# The task
Copy every line below precisely as it appears.

● ● ● ● ●

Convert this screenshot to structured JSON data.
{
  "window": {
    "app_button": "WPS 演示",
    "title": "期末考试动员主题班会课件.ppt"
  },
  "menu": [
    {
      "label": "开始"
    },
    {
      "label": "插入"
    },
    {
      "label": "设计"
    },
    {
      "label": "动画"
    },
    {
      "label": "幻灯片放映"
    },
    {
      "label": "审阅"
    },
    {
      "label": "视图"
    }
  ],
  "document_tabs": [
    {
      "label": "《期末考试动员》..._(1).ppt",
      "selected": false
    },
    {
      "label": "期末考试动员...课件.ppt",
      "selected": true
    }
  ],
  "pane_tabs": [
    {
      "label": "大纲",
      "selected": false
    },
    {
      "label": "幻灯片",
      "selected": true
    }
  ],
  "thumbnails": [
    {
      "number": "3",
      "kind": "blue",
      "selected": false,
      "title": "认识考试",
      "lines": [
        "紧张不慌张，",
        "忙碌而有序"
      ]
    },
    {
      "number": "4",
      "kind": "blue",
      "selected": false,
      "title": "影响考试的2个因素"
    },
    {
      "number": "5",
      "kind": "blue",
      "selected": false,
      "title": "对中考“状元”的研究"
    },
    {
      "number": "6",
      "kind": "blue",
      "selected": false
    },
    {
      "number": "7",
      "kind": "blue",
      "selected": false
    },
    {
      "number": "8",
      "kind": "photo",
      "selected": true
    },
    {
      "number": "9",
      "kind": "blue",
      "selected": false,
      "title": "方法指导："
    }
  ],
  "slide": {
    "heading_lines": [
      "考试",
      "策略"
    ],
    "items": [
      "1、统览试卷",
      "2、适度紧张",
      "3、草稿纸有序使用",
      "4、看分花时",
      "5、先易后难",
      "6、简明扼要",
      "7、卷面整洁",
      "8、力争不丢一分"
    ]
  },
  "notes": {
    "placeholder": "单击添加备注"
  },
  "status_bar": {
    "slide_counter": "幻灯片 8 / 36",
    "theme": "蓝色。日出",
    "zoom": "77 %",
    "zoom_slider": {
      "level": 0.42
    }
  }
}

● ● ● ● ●

# Answer area
Convert this screenshot to structured JSON data.
{
  "window": {
    "app_button": "WPS 演示",
    "title": "期末考试动员主题班会课件.ppt"
  },
  "menu": [
    {
      "label": "开始"
    },
    {
      "label": "插入"
    },
    {
      "label": "设计"
    },
    {
      "label": "动画"
    },
    {
      "label": "幻灯片放映"
    },
    {
      "label": "审阅"
    },
    {
      "label": "视图"
    }
  ],
  "document_tabs": [
    {
      "label": "《期末考试动员》..._(1).ppt",
      "selected": false
    },
    {
      "label": "期末考试动员...课件.ppt",
      "selected": true
    }
  ],
  "pane_tabs": [
    {
      "label": "大纲",
      "selected": false
    },
    {
      "label": "幻灯片",
      "selected": true
    }
  ],
  "thumbnails": [
    {
      "number": "3",
      "kind": "blue",
      "selected": false,
      "title": "认识考试",
      "lines": [
        "紧张不慌张，",
        "忙碌而有序"
      ]
    },
    {
      "number": "4",
      "kind": "blue",
      "selected": false,
      "title": "影响考试的2个因素"
    },
    {
      "number": "5",
      "kind": "blue",
      "selected": false,
      "title": "对中考“状元”的研究"
    },
    {
      "number": "6",
      "kind": "blue",
      "selected": false
    },
    {
      "number": "7",
      "kind": "blue",
      "selected": false
    },
    {
      "number": "8",
      "kind": "photo",
      "selected": true
    },
    {
      "number": "9",
      "kind": "blue",
      "selected": false,
      "title": "方法指导："
    }
  ],
  "slide": {
    "heading_lines": [
      "考试",
      "策略"
    ],
    "items": [
      "1、统览试卷",
      "2、适度紧张",
      "3、草稿纸有序使用",
      "4、看分花时",
      "5、先易后难",
      "6、简明扼要",
      "7、卷面整洁",
      "8、力争不丢一分"
    ]
  },
  "notes": {
    "placeholder": "单击添加备注"
  },
  "status_bar": {
    "slide_counter": "幻灯片 8 / 36",
    "theme": "蓝色。日出",
    "zoom": "77 %",
    "zoom_slider": {
      "level": 0.42
    }
  }
}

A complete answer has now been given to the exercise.